▸ Exercise material
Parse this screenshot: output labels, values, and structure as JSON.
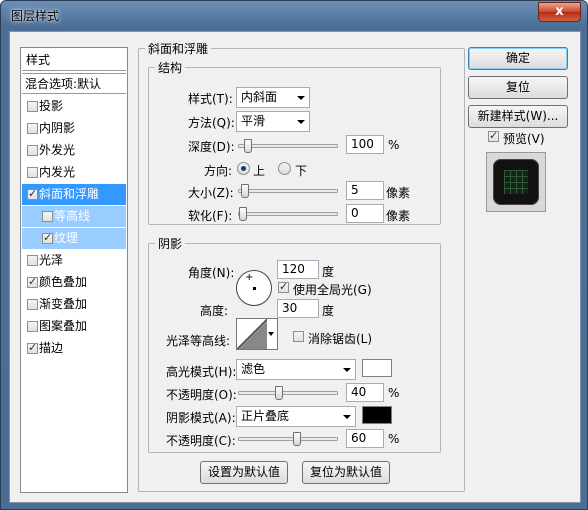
{
  "window": {
    "title": "图层样式",
    "close_label": "x"
  },
  "style_list": {
    "header": "样式",
    "blend_options": "混合选项:默认",
    "items": [
      {
        "label": "投影",
        "checked": false
      },
      {
        "label": "内阴影",
        "checked": false
      },
      {
        "label": "外发光",
        "checked": false
      },
      {
        "label": "内发光",
        "checked": false
      },
      {
        "label": "斜面和浮雕",
        "checked": true,
        "selected": true
      },
      {
        "label": "等高线",
        "checked": false,
        "sub": true
      },
      {
        "label": "纹理",
        "checked": true,
        "sub": true
      },
      {
        "label": "光泽",
        "checked": false
      },
      {
        "label": "颜色叠加",
        "checked": true
      },
      {
        "label": "渐变叠加",
        "checked": false
      },
      {
        "label": "图案叠加",
        "checked": false
      },
      {
        "label": "描边",
        "checked": true
      }
    ]
  },
  "bevel": {
    "group_title": "斜面和浮雕",
    "structure_title": "结构",
    "style_label": "样式(T):",
    "style_value": "内斜面",
    "technique_label": "方法(Q):",
    "technique_value": "平滑",
    "depth_label": "深度(D):",
    "depth_value": "100",
    "depth_unit": "%",
    "depth_level": 0.05,
    "direction_label": "方向:",
    "direction_up": "上",
    "direction_down": "下",
    "size_label": "大小(Z):",
    "size_value": "5",
    "size_unit": "像素",
    "size_level": 0.02,
    "soften_label": "软化(F):",
    "soften_value": "0",
    "soften_unit": "像素",
    "soften_level": 0.0
  },
  "shading": {
    "group_title": "阴影",
    "angle_label": "角度(N):",
    "angle_value": "120",
    "angle_unit": "度",
    "global_light_label": "使用全局光(G)",
    "altitude_label": "高度:",
    "altitude_value": "30",
    "altitude_unit": "度",
    "gloss_contour_label": "光泽等高线:",
    "antialias_label": "消除锯齿(L)",
    "highlight_mode_label": "高光模式(H):",
    "highlight_mode_value": "滤色",
    "highlight_color": "#ffffff",
    "highlight_opacity_label": "不透明度(O):",
    "highlight_opacity_value": "40",
    "highlight_opacity_unit": "%",
    "highlight_opacity_level": 0.4,
    "shadow_mode_label": "阴影模式(A):",
    "shadow_mode_value": "正片叠底",
    "shadow_color": "#000000",
    "shadow_opacity_label": "不透明度(C):",
    "shadow_opacity_value": "60",
    "shadow_opacity_unit": "%",
    "shadow_opacity_level": 0.6
  },
  "bottom_buttons": {
    "make_default": "设置为默认值",
    "reset_default": "复位为默认值"
  },
  "right_buttons": {
    "ok": "确定",
    "reset": "复位",
    "new_style": "新建样式(W)...",
    "preview_label": "预览(V)"
  }
}
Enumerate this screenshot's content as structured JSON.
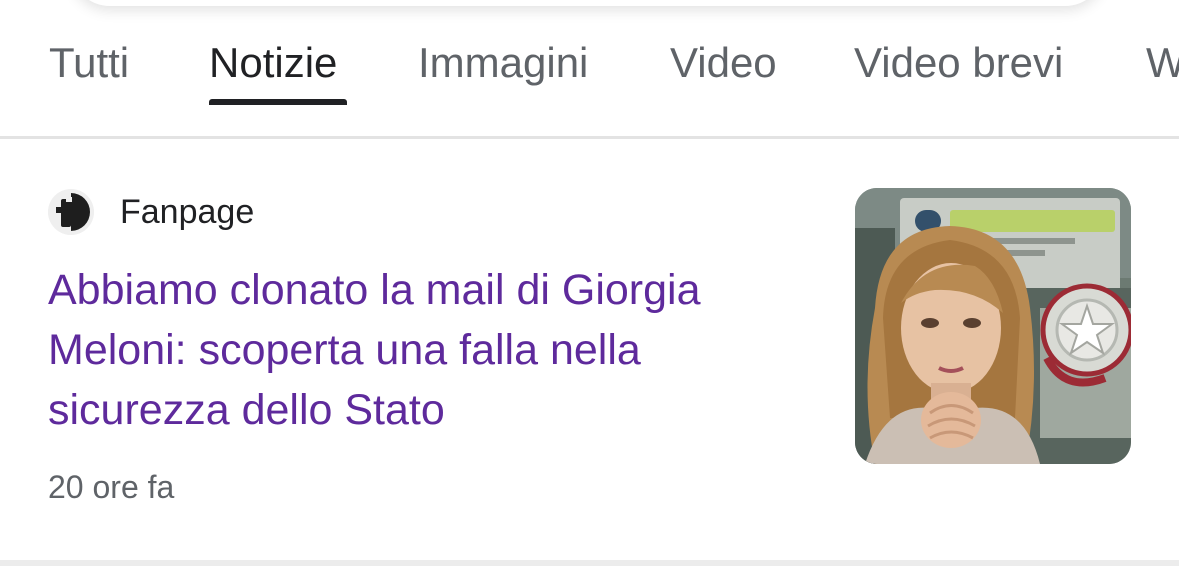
{
  "tabs": [
    {
      "label": "Tutti",
      "active": false
    },
    {
      "label": "Notizie",
      "active": true
    },
    {
      "label": "Immagini",
      "active": false
    },
    {
      "label": "Video",
      "active": false
    },
    {
      "label": "Video brevi",
      "active": false
    },
    {
      "label": "W",
      "active": false
    }
  ],
  "article": {
    "source": "Fanpage",
    "source_icon": "fanpage-logo-icon",
    "headline": "Abbiamo clonato la mail di Giorgia Meloni: scoperta una falla nella sicurezza dello Stato",
    "time": "20 ore fa",
    "thumbnail": "news-thumbnail-image"
  },
  "colors": {
    "headline": "#5e2a9c",
    "tab_active": "#202124",
    "tab_inactive": "#5f6368",
    "divider": "#e3e3e3"
  }
}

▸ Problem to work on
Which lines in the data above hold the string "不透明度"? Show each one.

▸ Solved exercise
    "highlight_opacity_label": "不透明度(O):",
    "shadow_opacity_label": "不透明度(C):",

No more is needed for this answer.